(App and web page records)

+ + +

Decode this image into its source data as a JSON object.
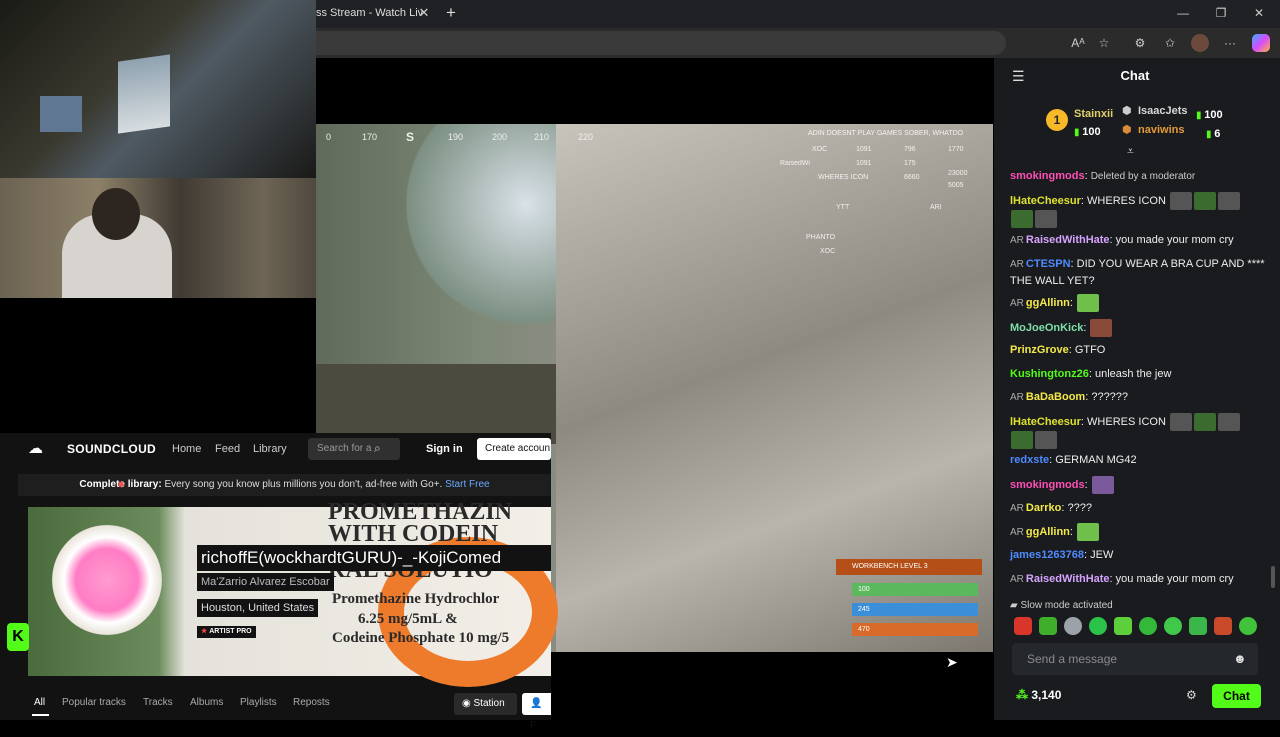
{
  "browser": {
    "tab_title": "ss Stream - Watch Liv",
    "tab_close": "✕",
    "new_tab": "+",
    "window_controls": [
      "—",
      "❐",
      "✕"
    ],
    "toolbar_icons": [
      "read-aloud-icon",
      "favorite-star-icon",
      "extensions-icon",
      "favorites-icon",
      "profile-avatar",
      "more-icon",
      "copilot-icon"
    ]
  },
  "game_hud": {
    "compass": [
      "0",
      "170",
      "S",
      "190",
      "200",
      "210",
      "220"
    ],
    "killfeed": [
      "ADIN DOESNT PLAY GAMES SOBER, WHATDO",
      "XOC",
      "1091",
      "796",
      "1770",
      "RaisedWi",
      "1091",
      "175",
      "23000",
      "WHERES ICON",
      "6660",
      "5005",
      "YTT",
      "ARI",
      "PHANTO",
      "XOC"
    ],
    "workbench_title": "WORKBENCH LEVEL 3",
    "health": "100",
    "water": "245",
    "food": "470"
  },
  "soundcloud": {
    "brand": "SOUNDCLOUD",
    "nav": [
      "Home",
      "Feed",
      "Library"
    ],
    "search_placeholder": "Search for a",
    "sign_in": "Sign in",
    "create_account": "Create accoun",
    "promo_bold": "Complete library:",
    "promo_text": " Every song you know plus millions you don't, ad-free with Go+. ",
    "promo_link": "Start Free",
    "track_title": "richoffE(wockhardtGURU)-_-KojiComed",
    "artist": "Ma'Zarrio Alvarez Escobar",
    "location": "Houston, United States",
    "badge_prefix": "★",
    "badge": "ARTIST PRO",
    "banner_lines": [
      "PROMETHAZIN",
      "WITH CODEIN",
      "RAL SOLUTIO",
      "Promethazine Hydrochlor",
      "6.25 mg/5mL &",
      "Codeine Phosphate 10 mg/5"
    ],
    "tabs": [
      "All",
      "Popular tracks",
      "Tracks",
      "Albums",
      "Playlists",
      "Reposts"
    ],
    "station": "Station",
    "follow": "F"
  },
  "kick_logo": "K",
  "chat": {
    "title": "Chat",
    "leaderboard": [
      {
        "rank": "1",
        "name": "Stainxii",
        "gifts": "100"
      },
      {
        "name": "IsaacJets",
        "gifts": "100"
      },
      {
        "name": "naviwins",
        "gifts": "6"
      }
    ],
    "messages": [
      {
        "user": "smokingmods",
        "color": "#ff4fb5",
        "text": "Deleted by a moderator",
        "deleted": true
      },
      {
        "user": "lHateCheesur",
        "color": "#dfe32f",
        "text": "WHERES ICON"
      },
      {
        "user": "RaisedWithHate",
        "color": "#d6a3ff",
        "text": "you made your mom cry",
        "badge": "AR"
      },
      {
        "user": "CTESPN",
        "color": "#4f8bff",
        "text": "DID YOU WEAR A BRA CUP AND **** THE WALL YET?",
        "badge": "AR"
      },
      {
        "user": "ggAllinn",
        "color": "#f5e94a",
        "text": "",
        "badge": "AR"
      },
      {
        "user": "MoJoeOnKick",
        "color": "#7fe0a8",
        "text": ""
      },
      {
        "user": "PrinzGrove",
        "color": "#f5e94a",
        "text": "GTFO"
      },
      {
        "user": "Kushingtonz26",
        "color": "#53fc18",
        "text": "unleash the jew"
      },
      {
        "user": "BaDaBoom",
        "color": "#f5e94a",
        "text": "??????",
        "badge": "AR"
      },
      {
        "user": "lHateCheesur",
        "color": "#dfe32f",
        "text": "WHERES ICON"
      },
      {
        "user": "redxste",
        "color": "#4f8bff",
        "text": "GERMAN MG42"
      },
      {
        "user": "smokingmods",
        "color": "#ff4fb5",
        "text": ""
      },
      {
        "user": "Darrko",
        "color": "#f5e94a",
        "text": "????",
        "badge": "AR"
      },
      {
        "user": "ggAllinn",
        "color": "#f5e94a",
        "text": "",
        "badge": "AR"
      },
      {
        "user": "james1263768",
        "color": "#4f8bff",
        "text": "JEW"
      },
      {
        "user": "RaisedWithHate",
        "color": "#d6a3ff",
        "text": "you made your mom cry",
        "badge": "AR"
      }
    ],
    "slow_mode": "Slow mode activated",
    "input_placeholder": "Send a message",
    "points": "3,140",
    "send_button": "Chat"
  }
}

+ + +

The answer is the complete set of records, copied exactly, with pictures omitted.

EXERCISE ANSWER:
Decode this image into its source data as a JSON object.
{
  "browser": {
    "tab_title": "ss Stream - Watch Liv",
    "tab_close": "✕",
    "new_tab": "+",
    "window_controls": [
      "—",
      "❐",
      "✕"
    ],
    "toolbar_icons": [
      "read-aloud-icon",
      "favorite-star-icon",
      "extensions-icon",
      "favorites-icon",
      "profile-avatar",
      "more-icon",
      "copilot-icon"
    ]
  },
  "game_hud": {
    "compass": [
      "0",
      "170",
      "S",
      "190",
      "200",
      "210",
      "220"
    ],
    "killfeed": [
      "ADIN DOESNT PLAY GAMES SOBER, WHATDO",
      "XOC",
      "1091",
      "796",
      "1770",
      "RaisedWi",
      "1091",
      "175",
      "23000",
      "WHERES ICON",
      "6660",
      "5005",
      "YTT",
      "ARI",
      "PHANTO",
      "XOC"
    ],
    "workbench_title": "WORKBENCH LEVEL 3",
    "health": "100",
    "water": "245",
    "food": "470"
  },
  "soundcloud": {
    "brand": "SOUNDCLOUD",
    "nav": [
      "Home",
      "Feed",
      "Library"
    ],
    "search_placeholder": "Search for a",
    "sign_in": "Sign in",
    "create_account": "Create accoun",
    "promo_bold": "Complete library:",
    "promo_text": " Every song you know plus millions you don't, ad-free with Go+. ",
    "promo_link": "Start Free",
    "track_title": "richoffE(wockhardtGURU)-_-KojiComed",
    "artist": "Ma'Zarrio Alvarez Escobar",
    "location": "Houston, United States",
    "badge_prefix": "★",
    "badge": "ARTIST PRO",
    "banner_lines": [
      "PROMETHAZIN",
      "WITH CODEIN",
      "RAL SOLUTIO",
      "Promethazine Hydrochlor",
      "6.25 mg/5mL &",
      "Codeine Phosphate 10 mg/5"
    ],
    "tabs": [
      "All",
      "Popular tracks",
      "Tracks",
      "Albums",
      "Playlists",
      "Reposts"
    ],
    "station": "Station",
    "follow": "F"
  },
  "kick_logo": "K",
  "chat": {
    "title": "Chat",
    "leaderboard": [
      {
        "rank": "1",
        "name": "Stainxii",
        "gifts": "100"
      },
      {
        "name": "IsaacJets",
        "gifts": "100"
      },
      {
        "name": "naviwins",
        "gifts": "6"
      }
    ],
    "messages": [
      {
        "user": "smokingmods",
        "color": "#ff4fb5",
        "text": "Deleted by a moderator",
        "deleted": true
      },
      {
        "user": "lHateCheesur",
        "color": "#dfe32f",
        "text": "WHERES ICON"
      },
      {
        "user": "RaisedWithHate",
        "color": "#d6a3ff",
        "text": "you made your mom cry",
        "badge": "AR"
      },
      {
        "user": "CTESPN",
        "color": "#4f8bff",
        "text": "DID YOU WEAR A BRA CUP AND **** THE WALL YET?",
        "badge": "AR"
      },
      {
        "user": "ggAllinn",
        "color": "#f5e94a",
        "text": "",
        "badge": "AR"
      },
      {
        "user": "MoJoeOnKick",
        "color": "#7fe0a8",
        "text": ""
      },
      {
        "user": "PrinzGrove",
        "color": "#f5e94a",
        "text": "GTFO"
      },
      {
        "user": "Kushingtonz26",
        "color": "#53fc18",
        "text": "unleash the jew"
      },
      {
        "user": "BaDaBoom",
        "color": "#f5e94a",
        "text": "??????",
        "badge": "AR"
      },
      {
        "user": "lHateCheesur",
        "color": "#dfe32f",
        "text": "WHERES ICON"
      },
      {
        "user": "redxste",
        "color": "#4f8bff",
        "text": "GERMAN MG42"
      },
      {
        "user": "smokingmods",
        "color": "#ff4fb5",
        "text": ""
      },
      {
        "user": "Darrko",
        "color": "#f5e94a",
        "text": "????",
        "badge": "AR"
      },
      {
        "user": "ggAllinn",
        "color": "#f5e94a",
        "text": "",
        "badge": "AR"
      },
      {
        "user": "james1263768",
        "color": "#4f8bff",
        "text": "JEW"
      },
      {
        "user": "RaisedWithHate",
        "color": "#d6a3ff",
        "text": "you made your mom cry",
        "badge": "AR"
      }
    ],
    "slow_mode": "Slow mode activated",
    "input_placeholder": "Send a message",
    "points": "3,140",
    "send_button": "Chat"
  }
}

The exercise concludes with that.